In July 2014, then-Mexican President Enrique Pena Nieto announced "Programa Frontera Sur" to increase security along Mexico's southern border. According to the Congressional Research Service, the United States provided about $20 million in assistance, mostly in the form of non-intrusive inspection equipment and training.

The Mexico Institute of the Wilson Center, a non-partisan policy forum in the US, said one of the five points of the plan focused on enhancing border crossings, but with technology, not physical barricades.

These AFP photos from November 2, 2018, of Ciudad Tecun Uman in Guatemala show that the fencing used at one official border crossing to Mexico is a simple chain-link fence.
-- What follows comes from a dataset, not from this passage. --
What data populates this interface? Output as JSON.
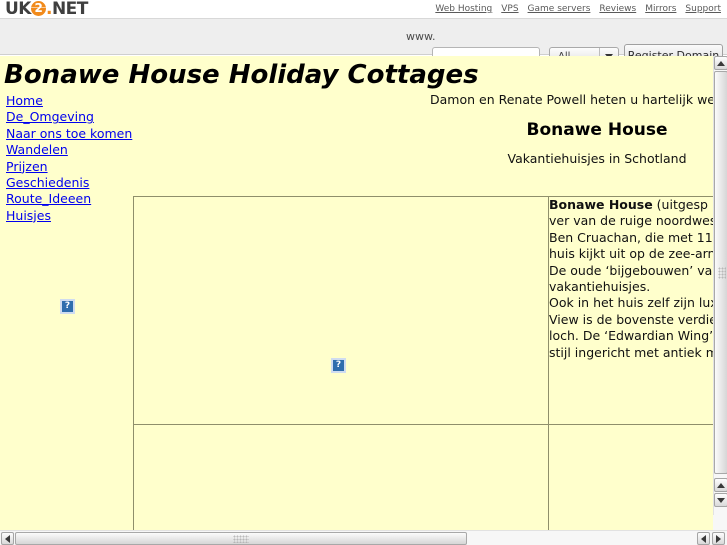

Salvadorean migrants wait to enter the Guatemala-Mexico international border bridge in Ciudad Tecun Uman, Guatemala, on November 2, 2018 (Marvin Recinos / AFP)
Salvadorean migrants heading to the US line up on the Guatemala-Mexico international border bridge escorted by Guatemalan police agents in Ciudad Tecun Uman, Guatemala, on November 2, 2018 (Marvin Recinos / AFP)

The fencing which separates the US and Mexico in San Diego, California, is more visually similar to the photo in the meme, as seen in this photo from April 17, 2018.

A US Customs and Border Protection agent speaks into her walkie talkie from a lookout point within the Border Infrastructure System which separates the US from Mexico on April 17, 2018 (Frederic J. Brown / AFP)
EDIT: This post was updated on January 24, 2019 to replace the header image with on in English instead of Spanish.